- During a meeting Thursday, officials with the New Orleans convention center authority put the selection of a contractor for its $557 million renovation project on hold while the Louisiana attorney general investigates a potential violation of the state’s open meetings law.
- The Ernest N. Morial New Orleans Exhibition Hall Authority voted to have its contractor selection committee reconsider its selection of a consortium led by AECOM Hunt and local developer Broadmoor.
- The attorney general’s office opened the investigation this week into the open meetings law violation that allegedly occurred during the selection of a bid for the contract.
The letter from the attorney general’s office alleged that the open meetings law might have been violated when the panel heard oral presentations from three respondents and scored them outside of public view, due to the fact that the scoring meeting was unannounced and the public didn’t have enough time to watch or comment on the process. The law was potentially violated a second time when the panel debated written recommendations through email and voted through DocuSign, again outside of the view of the public, according to the attorney general’s office.

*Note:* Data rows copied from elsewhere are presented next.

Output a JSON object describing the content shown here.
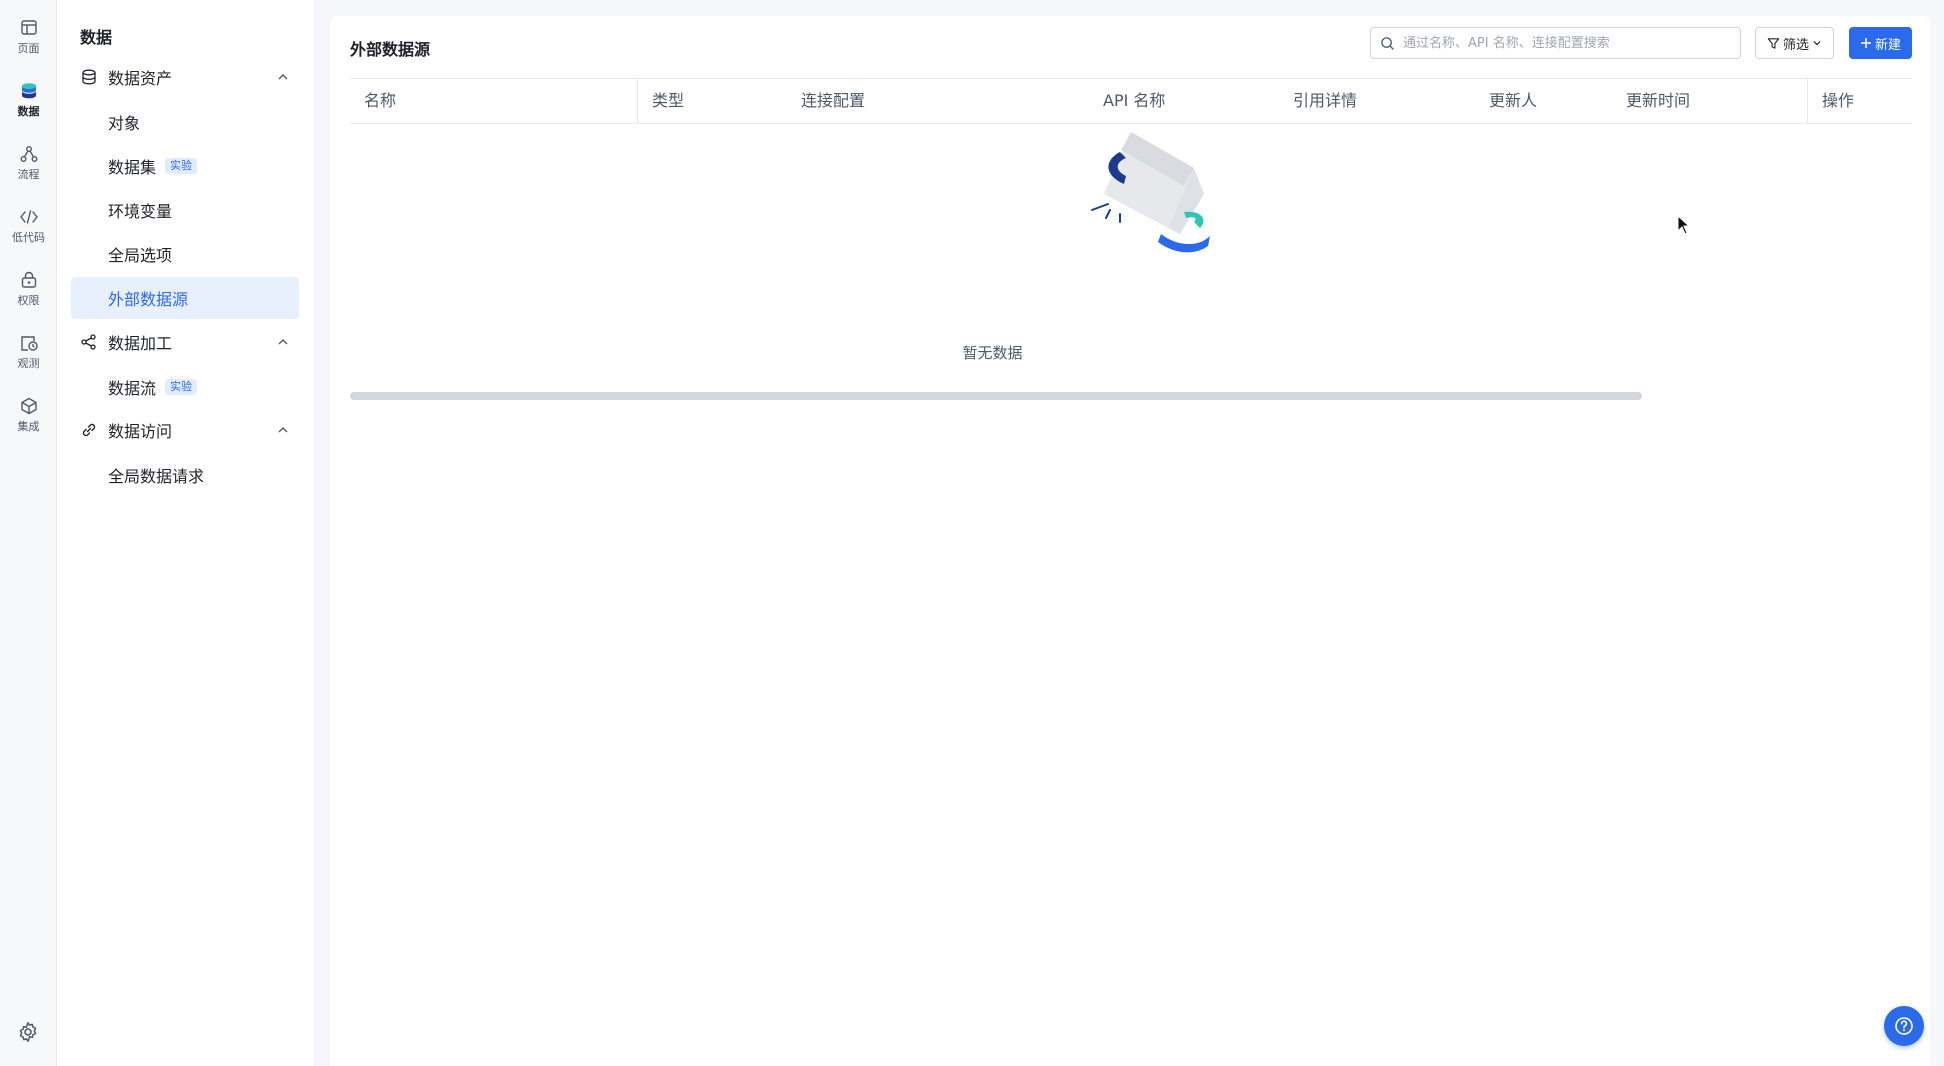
{
  "rail": {
    "items": [
      {
        "label": "页面",
        "icon": "page-icon"
      },
      {
        "label": "数据",
        "icon": "database-icon",
        "active": true
      },
      {
        "label": "流程",
        "icon": "flow-icon"
      },
      {
        "label": "低代码",
        "icon": "code-icon"
      },
      {
        "label": "权限",
        "icon": "lock-icon"
      },
      {
        "label": "观测",
        "icon": "monitor-icon"
      },
      {
        "label": "集成",
        "icon": "cube-icon"
      }
    ],
    "settings_icon": "gear-icon"
  },
  "nav": {
    "title": "数据",
    "groups": [
      {
        "label": "数据资产",
        "icon": "database-icon",
        "items": [
          {
            "label": "对象"
          },
          {
            "label": "数据集",
            "badge": "实验"
          },
          {
            "label": "环境变量"
          },
          {
            "label": "全局选项"
          },
          {
            "label": "外部数据源",
            "active": true
          }
        ]
      },
      {
        "label": "数据加工",
        "icon": "share-nodes-icon",
        "items": [
          {
            "label": "数据流",
            "badge": "实验"
          }
        ]
      },
      {
        "label": "数据访问",
        "icon": "link-icon",
        "items": [
          {
            "label": "全局数据请求"
          }
        ]
      }
    ]
  },
  "main": {
    "title": "外部数据源",
    "search_placeholder": "通过名称、API 名称、连接配置搜索",
    "filter_label": "筛选",
    "new_label": "新建",
    "columns": [
      "名称",
      "类型",
      "连接配置",
      "API 名称",
      "引用详情",
      "更新人",
      "更新时间",
      "操作"
    ],
    "rows": [],
    "empty_text": "暂无数据"
  },
  "colors": {
    "accent": "#2b6aea",
    "active_bg": "#e8effd",
    "teal": "#2ec7b3",
    "navy": "#1e3a8a"
  }
}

The losing contractors, one group featuring Metro Services Group and The Lemoine Co. and another made up of Woodward Design + Build, also allege that the selection process showed bias through panelist Hilary Landry’s familial connections to the selected bidder, according to NOLA.com. The bias complaint claims Landry voted inconsistently with her fellow panelists to steer the award toward the Broadmoor-affiliated group.
The project includes renovations of the Morial Convention Center, laying the foundation for more buildings, and constructing a hotel with a physical connection to the convention center, according to the convention center’s website. The contract is one of the largest for a public body in the history of New Orleans, NOLA.com reported, and is a part of an even larger $1.5 billion project meant for the convention center and the surrounding area.

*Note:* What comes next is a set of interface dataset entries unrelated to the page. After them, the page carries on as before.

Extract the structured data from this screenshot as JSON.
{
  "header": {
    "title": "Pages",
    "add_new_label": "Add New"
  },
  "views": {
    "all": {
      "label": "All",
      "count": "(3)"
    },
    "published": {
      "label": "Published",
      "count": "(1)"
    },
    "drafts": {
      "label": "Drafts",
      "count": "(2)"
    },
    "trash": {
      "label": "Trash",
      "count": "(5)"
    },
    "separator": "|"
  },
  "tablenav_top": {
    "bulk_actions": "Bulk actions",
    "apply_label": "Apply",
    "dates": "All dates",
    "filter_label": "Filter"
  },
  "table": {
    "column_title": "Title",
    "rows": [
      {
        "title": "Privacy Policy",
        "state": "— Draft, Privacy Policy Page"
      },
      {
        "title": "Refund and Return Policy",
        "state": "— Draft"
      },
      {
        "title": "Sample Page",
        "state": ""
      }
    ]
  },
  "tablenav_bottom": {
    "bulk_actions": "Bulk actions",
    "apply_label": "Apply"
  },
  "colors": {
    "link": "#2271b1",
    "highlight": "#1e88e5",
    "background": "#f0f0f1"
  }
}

Louisiana’s open meetings law states any meeting by any public body within the state of Louisiana must be made public with an applicable public comment period. Additionally, all votes must be made viva voce, or orally, rather than written. Votes must also be put in meeting minutes or another official procedure, then made available as a public document.
Michael Sherman, land consultant for the group of Metro Services Group and The Lemoine Co., which did not receive the bid, was incensed in a letter read to the panel in July, NOLA.com reported.

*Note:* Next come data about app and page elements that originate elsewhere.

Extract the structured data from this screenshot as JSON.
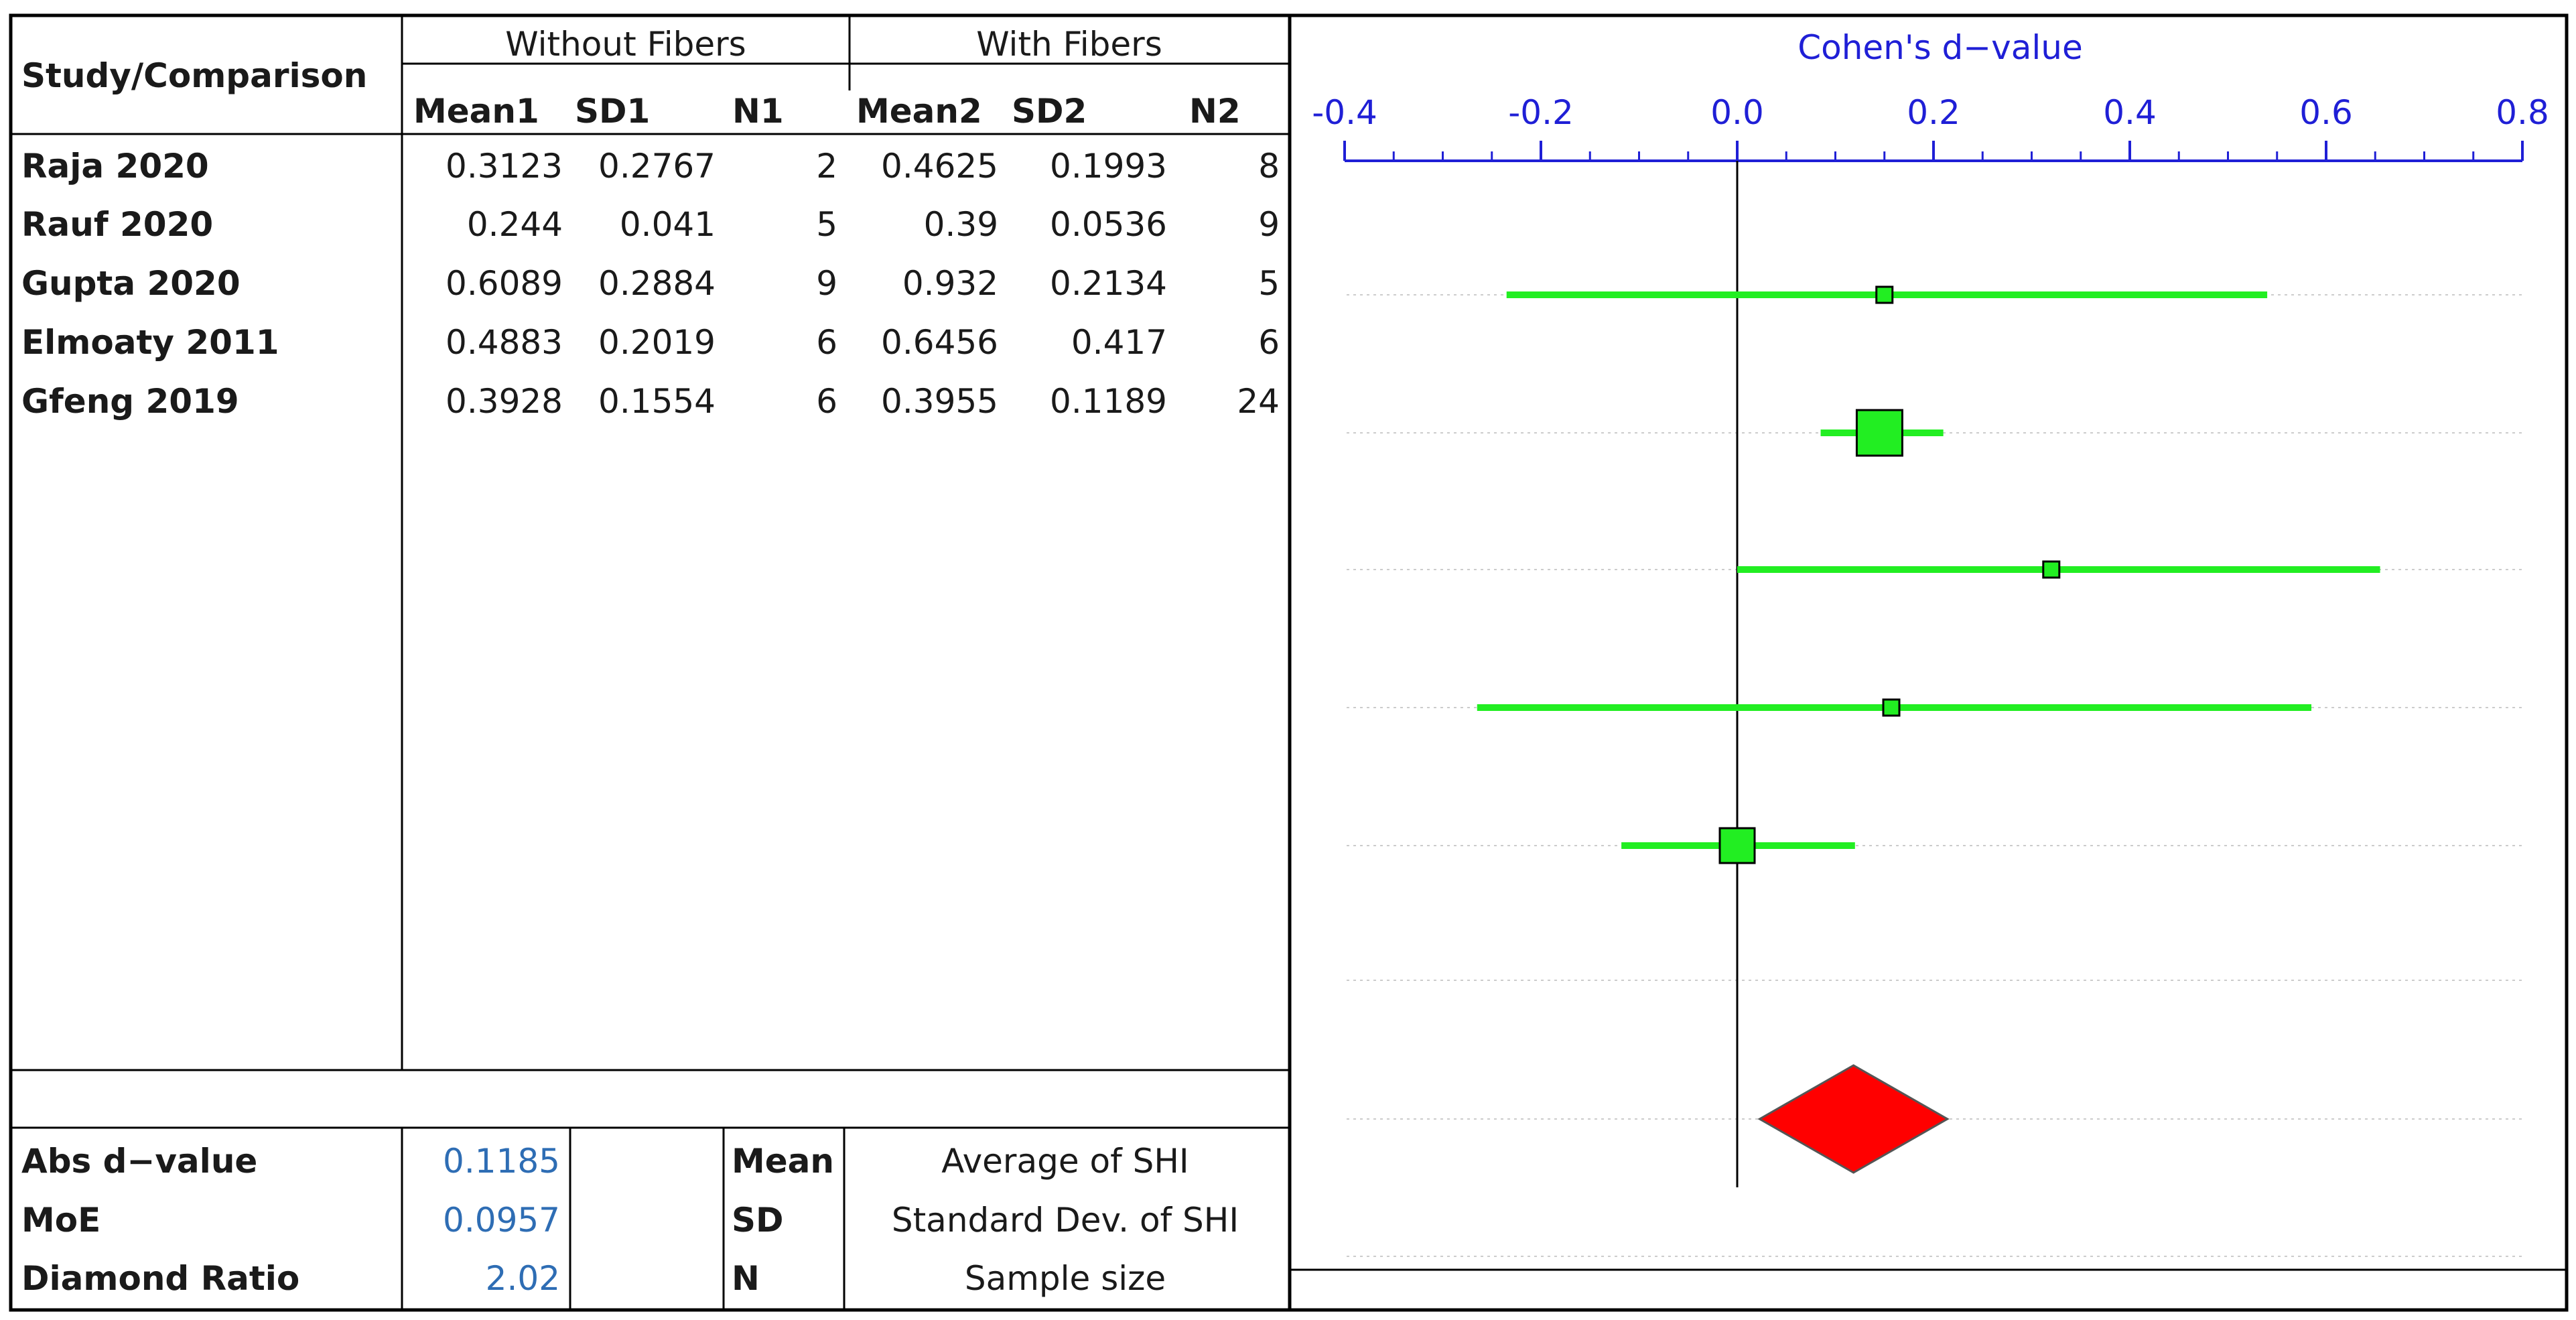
{
  "table": {
    "study_header": "Study/Comparison",
    "group1_header": "Without Fibers",
    "group2_header": "With Fibers",
    "columns": [
      "Mean1",
      "SD1",
      "N1",
      "Mean2",
      "SD2",
      "N2"
    ],
    "rows": [
      {
        "study": "Raja 2020",
        "mean1": "0.3123",
        "sd1": "0.2767",
        "n1": "2",
        "mean2": "0.4625",
        "sd2": "0.1993",
        "n2": "8"
      },
      {
        "study": "Rauf 2020",
        "mean1": "0.244",
        "sd1": "0.041",
        "n1": "5",
        "mean2": "0.39",
        "sd2": "0.0536",
        "n2": "9"
      },
      {
        "study": "Gupta 2020",
        "mean1": "0.6089",
        "sd1": "0.2884",
        "n1": "9",
        "mean2": "0.932",
        "sd2": "0.2134",
        "n2": "5"
      },
      {
        "study": "Elmoaty 2011",
        "mean1": "0.4883",
        "sd1": "0.2019",
        "n1": "6",
        "mean2": "0.6456",
        "sd2": "0.417",
        "n2": "6"
      },
      {
        "study": "Gfeng 2019",
        "mean1": "0.3928",
        "sd1": "0.1554",
        "n1": "6",
        "mean2": "0.3955",
        "sd2": "0.1189",
        "n2": "24"
      }
    ]
  },
  "summary": {
    "rows": [
      {
        "label": "Abs d−value",
        "value": "0.1185"
      },
      {
        "label": "MoE",
        "value": "0.0957"
      },
      {
        "label": "Diamond Ratio",
        "value": "2.02"
      }
    ]
  },
  "legend": {
    "rows": [
      {
        "key": "Mean",
        "desc": "Average of SHI"
      },
      {
        "key": "SD",
        "desc": "Standard Dev. of SHI"
      },
      {
        "key": "N",
        "desc": "Sample size"
      }
    ]
  },
  "chart_data": {
    "type": "forest",
    "title": "Cohen's  d−value",
    "xlim": [
      -0.4,
      0.8
    ],
    "tick_labels": [
      "-0.4",
      "-0.2",
      "0.0",
      "0.2",
      "0.4",
      "0.6",
      "0.8"
    ],
    "tick_values": [
      -0.4,
      -0.2,
      0.0,
      0.2,
      0.4,
      0.6,
      0.8
    ],
    "studies": [
      {
        "study": "Raja 2020",
        "d": 0.15,
        "ci_low": -0.235,
        "ci_high": 0.54,
        "weight": "small"
      },
      {
        "study": "Rauf 2020",
        "d": 0.145,
        "ci_low": 0.085,
        "ci_high": 0.21,
        "weight": "large"
      },
      {
        "study": "Gupta 2020",
        "d": 0.32,
        "ci_low": 0.0,
        "ci_high": 0.655,
        "weight": "small"
      },
      {
        "study": "Elmoaty 2011",
        "d": 0.157,
        "ci_low": -0.265,
        "ci_high": 0.585,
        "weight": "small"
      },
      {
        "study": "Gfeng 2019",
        "d": 0.0,
        "ci_low": -0.118,
        "ci_high": 0.12,
        "weight": "medium"
      }
    ],
    "summary_diamond": {
      "d": 0.1185,
      "ci_low": 0.0228,
      "ci_high": 0.2142
    },
    "colors": {
      "axis": "#1f1fd6",
      "ci": "#22ee22",
      "marker": "#22ee22",
      "diamond": "#ff0000",
      "zero_line": "#000000",
      "grid": "#cccccc"
    }
  }
}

“What has transpired during the procurement is the most unconscionable and flagrant violation of the open meetings law I have ever seen,” he said.
At the meeting on Thursday of the board responsible for the convention center, the contracting consortiums involved either decried the process or expressed their faith that the selection was solid during the public comment phase. The board’s legal counsel, David Phelps, said that his firm had investigated and found no indication of bias and that the panel had complied with all relevant laws.
However, Phelps recommended that the management group either have the selection panel meet again in an open meeting or vote to start the process over with a new panel. Some members expressed interest in sending the selection process to the state.
The management group voted 7-4 to send the selection panel back to deliberate on the decision again in a public meeting as soon as possible and hopes to have a recommendation before its meeting later this month.